Dany exchanges farewells with Jorah, then it’s time to say good-bye to Jon Snow. She says she’s grown used to him and he wishes her good fortune in the wars to come. Dany looks forlorn as she watches Jon Snow take his leave. Ship!
Gilly is reading fun facts from High Septan Maynard’s journal to Sam as they study by candlelight. Apparently High Septan Maynard recorded endless minutiae about his daily activities, including an annulment and secret marriage he performed for RHAEGAR TARGARYEN in DORNE! JON SNOW IS NOT A BASTARD! He is the legitimate son of Rhaegar and Lyanna! Oh my God–I can only anticipate the identity crisis Jon will have once this information comes to light. Fresh fodder for brooding once the Night King is (hopefully) defeated.
This bombshell doesn’t register with Sam. He has had it with the Citadel and is sick of reading about the “accomplishments of better men,” tm Randyll Tarly. He steals a bunch of scrolls and books and he, Gilly and Little Sam leave the Citadel in the middle of the night. Hopefully they’re headed to Winterfell.
Arya is spying on Littlefinger. Maester Wolkan gives him a scroll and assures him it’s the only copy at Winterfell. Arya breaks into Littlefinger’s chamber and searches for it. She finds it tucked into a slit in the mattress. It’s the scroll Cersei made Sansa send to Robb, telling him to pledge his fealty to Joffrey. Littlefinger watches as Arya steals out of his room, satisfied that his little plot has worked. Wow, he’s good. He set it up so that Arya would hear him thank Maester Wolkan on Lady Stark’s behalf, and Arya would think Sansa wanted to remove the scroll from Winterfell’s records. And of course instead of confronting Sansa about it and getting the real story, Arya will remain silent while her suspicion and distrust for her sister just grow and grow. The rift between these two has just become a gulf. I hate Littlefinger. I thought between Bran and Arya, he wouldn’t be able to get away with his games at Winterfell. I was wrong. Bad things are indeed coming, Ser Davos.

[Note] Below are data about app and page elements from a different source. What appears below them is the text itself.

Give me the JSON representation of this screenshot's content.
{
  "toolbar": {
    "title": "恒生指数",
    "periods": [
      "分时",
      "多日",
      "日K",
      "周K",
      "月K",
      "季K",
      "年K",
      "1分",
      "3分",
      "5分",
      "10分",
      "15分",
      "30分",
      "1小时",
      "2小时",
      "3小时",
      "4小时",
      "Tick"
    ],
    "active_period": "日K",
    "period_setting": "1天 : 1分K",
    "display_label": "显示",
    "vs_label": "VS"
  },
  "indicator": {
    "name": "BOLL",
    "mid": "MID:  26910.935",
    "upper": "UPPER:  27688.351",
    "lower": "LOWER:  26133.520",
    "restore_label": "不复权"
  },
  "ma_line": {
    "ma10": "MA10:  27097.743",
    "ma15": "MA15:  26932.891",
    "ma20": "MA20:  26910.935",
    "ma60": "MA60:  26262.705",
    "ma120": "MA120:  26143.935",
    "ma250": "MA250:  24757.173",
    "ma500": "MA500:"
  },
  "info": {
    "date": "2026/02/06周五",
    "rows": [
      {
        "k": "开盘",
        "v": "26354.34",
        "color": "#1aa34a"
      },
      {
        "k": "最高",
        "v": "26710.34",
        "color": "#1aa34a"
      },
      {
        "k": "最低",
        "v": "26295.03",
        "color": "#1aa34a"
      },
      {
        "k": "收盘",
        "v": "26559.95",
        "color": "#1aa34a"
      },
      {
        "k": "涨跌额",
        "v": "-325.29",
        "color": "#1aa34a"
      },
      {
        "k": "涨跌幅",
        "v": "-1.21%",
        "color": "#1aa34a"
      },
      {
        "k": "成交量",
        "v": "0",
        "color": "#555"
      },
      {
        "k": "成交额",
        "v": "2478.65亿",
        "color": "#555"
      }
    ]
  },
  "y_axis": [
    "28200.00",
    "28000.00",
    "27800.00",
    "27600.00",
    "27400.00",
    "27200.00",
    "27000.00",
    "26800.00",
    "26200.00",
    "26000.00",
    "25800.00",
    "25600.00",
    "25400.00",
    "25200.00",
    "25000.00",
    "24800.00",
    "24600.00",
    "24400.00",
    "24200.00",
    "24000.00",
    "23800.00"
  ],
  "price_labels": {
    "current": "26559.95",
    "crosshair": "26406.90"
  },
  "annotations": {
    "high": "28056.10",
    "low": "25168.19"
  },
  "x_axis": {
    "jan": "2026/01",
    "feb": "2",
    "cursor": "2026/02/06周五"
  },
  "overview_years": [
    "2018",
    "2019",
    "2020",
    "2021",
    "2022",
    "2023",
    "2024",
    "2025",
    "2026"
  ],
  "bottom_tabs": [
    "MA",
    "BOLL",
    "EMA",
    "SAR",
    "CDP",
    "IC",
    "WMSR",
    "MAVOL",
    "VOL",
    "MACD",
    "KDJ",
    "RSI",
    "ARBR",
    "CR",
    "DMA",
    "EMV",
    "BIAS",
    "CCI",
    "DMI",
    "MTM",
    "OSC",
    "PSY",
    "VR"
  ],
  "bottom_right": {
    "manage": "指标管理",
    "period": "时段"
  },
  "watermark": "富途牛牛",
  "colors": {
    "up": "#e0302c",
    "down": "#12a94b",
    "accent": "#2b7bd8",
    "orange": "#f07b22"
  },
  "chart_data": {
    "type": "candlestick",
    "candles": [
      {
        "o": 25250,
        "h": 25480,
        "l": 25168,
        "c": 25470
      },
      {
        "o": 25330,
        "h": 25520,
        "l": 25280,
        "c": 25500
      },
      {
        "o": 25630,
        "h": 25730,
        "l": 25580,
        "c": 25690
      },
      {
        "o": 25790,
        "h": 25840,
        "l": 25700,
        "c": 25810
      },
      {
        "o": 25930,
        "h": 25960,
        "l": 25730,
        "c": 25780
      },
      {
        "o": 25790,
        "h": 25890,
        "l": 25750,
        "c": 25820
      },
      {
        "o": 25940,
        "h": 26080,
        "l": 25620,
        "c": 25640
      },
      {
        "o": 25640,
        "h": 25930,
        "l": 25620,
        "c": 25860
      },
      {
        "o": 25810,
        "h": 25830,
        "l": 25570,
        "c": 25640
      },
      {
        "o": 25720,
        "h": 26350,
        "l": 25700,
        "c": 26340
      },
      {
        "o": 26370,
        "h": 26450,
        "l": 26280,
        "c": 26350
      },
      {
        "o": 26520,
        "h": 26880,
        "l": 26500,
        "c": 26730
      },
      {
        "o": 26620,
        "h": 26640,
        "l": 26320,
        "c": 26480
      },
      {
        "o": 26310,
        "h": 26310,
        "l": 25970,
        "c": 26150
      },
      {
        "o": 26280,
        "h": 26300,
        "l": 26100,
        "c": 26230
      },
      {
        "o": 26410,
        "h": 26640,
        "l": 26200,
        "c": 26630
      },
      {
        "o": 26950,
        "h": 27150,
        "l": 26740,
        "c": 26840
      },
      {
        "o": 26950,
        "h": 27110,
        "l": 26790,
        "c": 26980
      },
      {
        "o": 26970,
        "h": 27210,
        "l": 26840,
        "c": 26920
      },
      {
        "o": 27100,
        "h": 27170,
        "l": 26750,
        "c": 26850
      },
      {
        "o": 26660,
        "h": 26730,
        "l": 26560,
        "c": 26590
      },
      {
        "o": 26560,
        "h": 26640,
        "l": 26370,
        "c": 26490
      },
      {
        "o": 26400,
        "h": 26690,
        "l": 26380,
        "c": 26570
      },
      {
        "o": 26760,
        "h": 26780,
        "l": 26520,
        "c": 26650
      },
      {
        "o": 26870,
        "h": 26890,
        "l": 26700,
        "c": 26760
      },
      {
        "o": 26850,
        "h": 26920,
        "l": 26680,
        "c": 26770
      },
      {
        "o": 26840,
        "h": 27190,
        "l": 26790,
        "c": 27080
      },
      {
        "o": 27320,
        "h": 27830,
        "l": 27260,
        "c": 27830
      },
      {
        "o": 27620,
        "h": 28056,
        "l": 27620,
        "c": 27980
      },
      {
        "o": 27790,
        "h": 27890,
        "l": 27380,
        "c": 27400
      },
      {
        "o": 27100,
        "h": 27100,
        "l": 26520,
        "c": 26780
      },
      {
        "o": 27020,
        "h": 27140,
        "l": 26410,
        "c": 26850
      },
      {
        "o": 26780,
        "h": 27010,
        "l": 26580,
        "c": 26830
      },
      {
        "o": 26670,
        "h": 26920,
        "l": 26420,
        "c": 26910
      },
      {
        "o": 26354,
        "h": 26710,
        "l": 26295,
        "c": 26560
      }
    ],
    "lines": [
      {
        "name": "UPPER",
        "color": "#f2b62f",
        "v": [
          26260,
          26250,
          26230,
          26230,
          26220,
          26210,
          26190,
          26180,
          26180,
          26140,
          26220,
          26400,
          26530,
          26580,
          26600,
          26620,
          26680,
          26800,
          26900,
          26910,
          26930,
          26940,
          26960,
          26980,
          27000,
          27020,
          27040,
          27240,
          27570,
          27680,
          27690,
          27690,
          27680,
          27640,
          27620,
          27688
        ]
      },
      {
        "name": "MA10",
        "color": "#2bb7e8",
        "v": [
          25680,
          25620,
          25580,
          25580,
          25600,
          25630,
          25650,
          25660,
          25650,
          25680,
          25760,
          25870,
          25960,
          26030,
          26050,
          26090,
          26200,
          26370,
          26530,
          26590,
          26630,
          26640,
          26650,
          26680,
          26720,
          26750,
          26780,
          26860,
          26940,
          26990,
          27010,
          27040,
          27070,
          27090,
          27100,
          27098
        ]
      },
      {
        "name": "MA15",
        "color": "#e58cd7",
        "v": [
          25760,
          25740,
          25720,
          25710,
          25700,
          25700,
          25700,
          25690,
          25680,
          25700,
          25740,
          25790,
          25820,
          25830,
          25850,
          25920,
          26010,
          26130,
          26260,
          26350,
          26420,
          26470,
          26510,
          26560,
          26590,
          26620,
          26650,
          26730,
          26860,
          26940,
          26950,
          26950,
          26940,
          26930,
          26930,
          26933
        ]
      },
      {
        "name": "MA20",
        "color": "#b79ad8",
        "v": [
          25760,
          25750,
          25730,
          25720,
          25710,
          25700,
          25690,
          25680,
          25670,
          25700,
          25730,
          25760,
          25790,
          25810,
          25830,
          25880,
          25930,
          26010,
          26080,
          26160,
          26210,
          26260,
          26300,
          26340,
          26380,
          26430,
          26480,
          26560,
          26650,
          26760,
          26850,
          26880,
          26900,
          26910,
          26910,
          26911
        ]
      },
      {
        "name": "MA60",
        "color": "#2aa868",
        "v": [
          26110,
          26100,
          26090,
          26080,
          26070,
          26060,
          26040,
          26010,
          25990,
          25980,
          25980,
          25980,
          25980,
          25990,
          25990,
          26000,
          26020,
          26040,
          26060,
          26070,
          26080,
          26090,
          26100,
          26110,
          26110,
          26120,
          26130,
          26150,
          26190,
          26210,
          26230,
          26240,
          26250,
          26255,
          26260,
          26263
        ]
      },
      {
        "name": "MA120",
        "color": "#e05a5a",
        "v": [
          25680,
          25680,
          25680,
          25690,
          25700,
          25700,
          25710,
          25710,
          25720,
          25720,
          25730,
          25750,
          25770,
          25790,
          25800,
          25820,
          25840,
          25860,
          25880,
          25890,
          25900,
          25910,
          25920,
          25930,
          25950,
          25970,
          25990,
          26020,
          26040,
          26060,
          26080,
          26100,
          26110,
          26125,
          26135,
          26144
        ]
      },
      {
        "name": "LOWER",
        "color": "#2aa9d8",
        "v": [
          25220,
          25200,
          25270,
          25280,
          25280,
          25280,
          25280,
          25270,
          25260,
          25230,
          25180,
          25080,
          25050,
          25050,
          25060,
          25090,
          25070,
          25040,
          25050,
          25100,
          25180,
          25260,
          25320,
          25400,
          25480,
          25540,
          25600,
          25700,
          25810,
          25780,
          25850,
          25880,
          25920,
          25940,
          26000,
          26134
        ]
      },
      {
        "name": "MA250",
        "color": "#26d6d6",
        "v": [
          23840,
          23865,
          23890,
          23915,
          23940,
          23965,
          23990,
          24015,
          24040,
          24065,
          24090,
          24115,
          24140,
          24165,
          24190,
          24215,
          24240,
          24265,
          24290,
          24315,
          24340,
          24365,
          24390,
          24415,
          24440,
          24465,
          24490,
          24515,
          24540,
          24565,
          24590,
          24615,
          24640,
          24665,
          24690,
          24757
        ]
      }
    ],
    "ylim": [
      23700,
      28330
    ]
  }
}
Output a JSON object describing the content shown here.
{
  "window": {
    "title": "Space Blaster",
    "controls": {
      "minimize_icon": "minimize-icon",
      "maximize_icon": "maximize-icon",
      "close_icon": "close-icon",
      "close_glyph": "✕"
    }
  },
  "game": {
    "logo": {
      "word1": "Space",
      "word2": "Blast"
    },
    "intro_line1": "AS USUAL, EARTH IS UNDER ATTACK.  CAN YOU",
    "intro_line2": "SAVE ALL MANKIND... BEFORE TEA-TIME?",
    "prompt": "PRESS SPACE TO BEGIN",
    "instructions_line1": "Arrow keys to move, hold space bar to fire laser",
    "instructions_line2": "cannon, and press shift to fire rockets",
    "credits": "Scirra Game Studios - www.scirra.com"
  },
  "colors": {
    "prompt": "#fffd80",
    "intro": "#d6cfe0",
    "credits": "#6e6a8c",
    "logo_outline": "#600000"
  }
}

Jon Snow and Davos are explaining their plan to Tormund Giantsbane at Eastwatch-by-the-Sea. He points out they don’t have enough men for the mission, but he’s just disappointed they didn’t bring Brienne. He brings them to the cells where the Brotherhood is being held. They explain they are there because the Lord of Light showed the Hound the army of the dead. Jon recognizes the Hound and Gendry recognizes Thoros and Beric. Thoros recognizes Jorah and calls him by his full name. This does not sit well with Tormund, since as Lord Commander of the Night’s Watch, Jeor Mormont hunted down wildlings like they were animals. Jorah retorts that the wildlings returned the favor.
The Hound is tired of the chitchat and asks if the Brotherhood will be allowed to accompany Jon and Co. Jon agrees, because they’re all on the same side–they’re all breathing, after all. The gate lifts and everyone ventures into the swirling snow Beyond the Wall.
Next week: an apparent ambush by the wights, and I will spend this week in a low state of terror.